While a bath at the end of the day is a luxurious treat for adults, it’s often a warzone for parents of toddlers and young children who actively and loudly protest at the very thought of getting into the bath, never mind staying there.
Navigating your way through this ‘crazy hour’ after a long day can be daunting, but these insights, tips, and tricks could help make bath-time a much happier experience for you and your little one – it could even be the highlight of your day!
Understand the senses
Just as a bath is a sensory experience for adults, it’s also a sensory experience for children – and it’s possible that they may not like the sensations they experience in the bath. It may be that the noise of the running water is too loud, or the water is a little too warm, or they’re daunted by their unsteadiness in the water when they slip or start to float.
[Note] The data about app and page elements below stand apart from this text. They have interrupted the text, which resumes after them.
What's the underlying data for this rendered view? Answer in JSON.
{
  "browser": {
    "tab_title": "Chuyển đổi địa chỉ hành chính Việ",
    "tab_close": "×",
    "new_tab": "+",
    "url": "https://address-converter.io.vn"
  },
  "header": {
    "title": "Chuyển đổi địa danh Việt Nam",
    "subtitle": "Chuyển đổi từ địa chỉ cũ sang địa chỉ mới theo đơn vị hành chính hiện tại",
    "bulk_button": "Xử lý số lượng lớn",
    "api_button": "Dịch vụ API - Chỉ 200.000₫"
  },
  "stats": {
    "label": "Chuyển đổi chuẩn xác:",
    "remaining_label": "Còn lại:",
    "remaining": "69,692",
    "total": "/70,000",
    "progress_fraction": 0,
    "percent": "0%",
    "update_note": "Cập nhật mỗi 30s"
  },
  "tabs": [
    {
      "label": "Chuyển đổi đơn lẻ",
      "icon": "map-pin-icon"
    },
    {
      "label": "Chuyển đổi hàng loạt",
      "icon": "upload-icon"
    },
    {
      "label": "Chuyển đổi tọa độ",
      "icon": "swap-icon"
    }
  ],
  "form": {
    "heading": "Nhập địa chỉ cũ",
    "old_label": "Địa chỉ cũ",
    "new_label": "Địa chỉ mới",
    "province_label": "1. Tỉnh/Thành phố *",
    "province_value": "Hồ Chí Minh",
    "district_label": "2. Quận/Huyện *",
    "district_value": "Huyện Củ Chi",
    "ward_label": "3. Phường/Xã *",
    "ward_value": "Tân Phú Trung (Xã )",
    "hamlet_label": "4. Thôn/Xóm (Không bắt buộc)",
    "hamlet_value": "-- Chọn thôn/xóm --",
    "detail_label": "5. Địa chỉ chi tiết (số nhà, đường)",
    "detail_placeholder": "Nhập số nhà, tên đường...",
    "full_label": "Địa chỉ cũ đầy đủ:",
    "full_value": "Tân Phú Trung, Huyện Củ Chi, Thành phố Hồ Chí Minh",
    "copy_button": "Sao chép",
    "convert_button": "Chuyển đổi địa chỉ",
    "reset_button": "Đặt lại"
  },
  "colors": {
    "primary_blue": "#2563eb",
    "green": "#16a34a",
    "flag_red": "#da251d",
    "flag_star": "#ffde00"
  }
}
There are a few ways to address these issues. You could run the bath before they’re in the bathroom, so that they come into a quieter room if noise is an issue, or you could put an older toddler into an empty bath before you turn the taps on and let them tell you when they’re happy with how much water there is. This also gives them a sense of control over their environment, which could help reduce tantrums.
Little people don’t like change
Little people love getting deeply involved in their play and being suddenly removed from their game to head to the bath is very frustrating for them.
You could create a transition between play time and bath time by letting them know that bath time is next, once the current activity is complete, or you could implement an audio cue like a bath time song – and another one for when bath time is over.
Kids’ fears aren’t funny
When you’re young and the world is throwing new experiences at you all the time, some things might seem scary, like the little black dust floaties in the bath, or the thought of the water going down the drain – ‘where does it go, and will it take me with it?’
If the thought of fishing out each little dust mote is too much for you, then try hiding them with bubble bath, which is a whole treat on its own. You can avoid the fear of the drain simply by having the bath run before your little one gets in and coming back after bath time to let the water out.
Make bath time fun!
If your little one doesn’t want to bath because they don’t want to stop playing, then let their playtime continue in the bath – but with toys that are for bath time only! You could use bath toys from Lego Duplo that make bath time fun through the sheer joy of play. The buildable animal characters help children understand construction and the simple physics of flotation, and they can spend ages playing with the characters and imagining personalities and scenarios for them. Choose from Bath Time Fun Floating Red Panda, Bath Time Fun Floating Animal Train, or Bath Time Fun: Floating Animal Island.
Set up a reward system
Children love to be recognised for their achievements, and many a behavioural issue can be positively addressed with a rewards system, rather than through punishment.
That goes for the bath time blues too – set up a rewards system with a token awarded for every time your little one doesn’t protest about going to bath, and another one for when they get out of the bath without any hassles too.
Bath time need not be the most stressful time of the day if parents dreading ‘suicide hour’ consider these strategies. Bath time is a great space for little ones to relax, use their imaginations, and even strengthen their emotional and social skills through play and storytelling.
Most importantly, it’s a great time for parents and their little ones to toss the cares of the day aside, and spend some uninterrupted playtime together, followed by cuddles and snuggles before the bedtime routine.